    34. Short QT Syndrome • Another channelopathy • Gain of function of K channels (early repol) • Peaked T’s and shortened QTc, typically < 300 msec • Familial syncope, atrial and ventricular fibrillation • “Impressively lethal”

    35. Short QT Syndrome • ICD’s problematic: with sinus tachycardia, the device interprets peaked T wave as QRS complexes and gives an inappropriate shock • Quinidine has been used

    36. Brugada Syndrome • Another channelopathy • Loss of function of the Na channel that causes LTQ3 • EKG (V1 findings) • J point elevation • ST elevation with a coved, downward convex pattern. • AD inheritance

    37. Brugada Syndrome • Male:Female = 8:1 • Asians • Sudden death in sleep and with bradycardia • “Lai Tai” = sleep death, in Thailand • Causes some SIDS • Arrhythmias precipitated by fever in children • Rx: • Exercise restrictions (hyperthermia concern) • Quinidine • ICD if symptomatic

    38. Others cardiac causes of SCD that might be identifiable • WPW • CPVT: Catecholaminergic Polymorphic Ventricular Tachycardia • Idiopathic Ventricular Fibrillation • Myocarditis • Dilated cardiomyopathy • Myocardial bridge over a coronary artery • Coronary artery disease • Aortic rupture • Aortic stenosis • MVP – on the list; real disease?

    39. CommotioCordis • 3% of all deaths in athletes • Def: sudden death due to low energy trauma to the chest wall • Impact to heart at a critical time of the cardiac cycle • No pre-existing heart disease or genetic condition, no subsequent rib fractures, homothoraax, or significant myocardial contusion • Primarily age 5-15 years. • Pig model, anesthetized animals:

    40. CommotioCordis • Wooden ball, 30 mph, 16 msec before T wave peak • Rhythm?

    41. CommotioCordis • Wooden ball, 30 mph, on QRS • Rhythm?

    42. CommotioCordis Implications for our Little Leaguers?

    43. CommotioCordis • 13 year old hit on chest by inside pitch • Immediate bystander CPR • Passing police car “fortuitous-ly” carried an AED • Normal neurologic outcome • Implications?

    44. Pre-participation Screening • It begins with the PCP! • History, history, history! (and physical exam) • EXERTIONAL SYMPTOMS ARE BAD • American Heart Association with American College of Cardiology joint recommendations contain 12 elements (Circ, 2007) • Any positive element should result in a cardiology evaluation. • Tennessee Secondary School Athletic Association form has all 12 elements! (only 7.5 in 2010) – Wonderful!!

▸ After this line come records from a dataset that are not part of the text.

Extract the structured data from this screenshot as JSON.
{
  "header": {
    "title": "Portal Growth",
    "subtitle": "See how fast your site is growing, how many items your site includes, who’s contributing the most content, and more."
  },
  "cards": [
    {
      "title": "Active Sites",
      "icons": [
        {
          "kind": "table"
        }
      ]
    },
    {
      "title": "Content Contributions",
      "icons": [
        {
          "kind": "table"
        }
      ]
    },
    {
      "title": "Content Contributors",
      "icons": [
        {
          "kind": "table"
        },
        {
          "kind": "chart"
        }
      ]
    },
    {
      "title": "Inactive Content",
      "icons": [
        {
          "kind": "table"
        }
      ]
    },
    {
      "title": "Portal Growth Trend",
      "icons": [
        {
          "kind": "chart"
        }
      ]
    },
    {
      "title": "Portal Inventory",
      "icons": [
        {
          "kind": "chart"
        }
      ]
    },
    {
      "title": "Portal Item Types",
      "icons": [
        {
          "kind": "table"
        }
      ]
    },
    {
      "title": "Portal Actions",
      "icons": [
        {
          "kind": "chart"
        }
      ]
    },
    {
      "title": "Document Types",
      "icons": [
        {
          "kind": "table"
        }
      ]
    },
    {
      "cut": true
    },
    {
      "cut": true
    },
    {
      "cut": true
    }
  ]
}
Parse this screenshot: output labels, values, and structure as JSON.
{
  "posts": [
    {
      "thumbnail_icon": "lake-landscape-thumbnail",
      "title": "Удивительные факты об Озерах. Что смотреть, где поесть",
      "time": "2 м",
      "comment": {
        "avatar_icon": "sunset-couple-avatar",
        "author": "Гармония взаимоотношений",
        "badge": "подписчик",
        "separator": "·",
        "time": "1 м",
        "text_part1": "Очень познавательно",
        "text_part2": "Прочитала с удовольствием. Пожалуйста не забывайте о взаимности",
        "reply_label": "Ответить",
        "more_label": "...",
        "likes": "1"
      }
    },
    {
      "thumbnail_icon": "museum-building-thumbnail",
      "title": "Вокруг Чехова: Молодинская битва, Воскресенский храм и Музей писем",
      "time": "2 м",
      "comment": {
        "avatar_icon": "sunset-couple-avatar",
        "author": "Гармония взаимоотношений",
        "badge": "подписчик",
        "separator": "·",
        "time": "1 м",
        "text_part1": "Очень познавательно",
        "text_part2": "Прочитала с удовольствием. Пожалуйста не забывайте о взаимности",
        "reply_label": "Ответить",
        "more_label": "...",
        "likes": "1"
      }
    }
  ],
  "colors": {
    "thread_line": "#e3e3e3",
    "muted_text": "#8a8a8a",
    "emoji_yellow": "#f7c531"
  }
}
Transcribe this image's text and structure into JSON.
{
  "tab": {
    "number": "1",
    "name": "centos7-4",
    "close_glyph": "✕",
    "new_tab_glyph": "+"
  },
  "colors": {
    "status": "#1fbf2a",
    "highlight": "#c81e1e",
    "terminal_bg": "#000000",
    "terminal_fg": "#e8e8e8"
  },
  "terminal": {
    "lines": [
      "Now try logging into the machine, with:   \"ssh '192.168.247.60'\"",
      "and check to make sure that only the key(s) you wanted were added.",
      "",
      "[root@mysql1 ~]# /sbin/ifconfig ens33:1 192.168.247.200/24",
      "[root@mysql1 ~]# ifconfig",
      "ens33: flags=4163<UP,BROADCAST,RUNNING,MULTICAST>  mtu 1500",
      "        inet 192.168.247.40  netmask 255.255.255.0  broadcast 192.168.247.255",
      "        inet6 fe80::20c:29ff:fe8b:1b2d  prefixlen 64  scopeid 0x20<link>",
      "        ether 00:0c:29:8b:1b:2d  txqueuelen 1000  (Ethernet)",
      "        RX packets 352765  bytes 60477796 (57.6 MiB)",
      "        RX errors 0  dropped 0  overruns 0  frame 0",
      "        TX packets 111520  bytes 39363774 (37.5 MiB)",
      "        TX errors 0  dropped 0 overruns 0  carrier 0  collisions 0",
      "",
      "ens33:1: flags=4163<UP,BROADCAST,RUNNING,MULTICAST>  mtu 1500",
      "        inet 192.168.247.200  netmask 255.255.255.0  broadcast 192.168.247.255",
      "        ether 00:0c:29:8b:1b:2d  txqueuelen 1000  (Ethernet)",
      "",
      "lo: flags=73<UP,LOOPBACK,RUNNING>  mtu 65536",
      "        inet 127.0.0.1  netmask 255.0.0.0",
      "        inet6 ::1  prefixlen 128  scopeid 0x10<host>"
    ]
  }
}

    45. Pre-participation Screening • What about ancillary testing? • What one test will offer more insight at a lower cost than any other?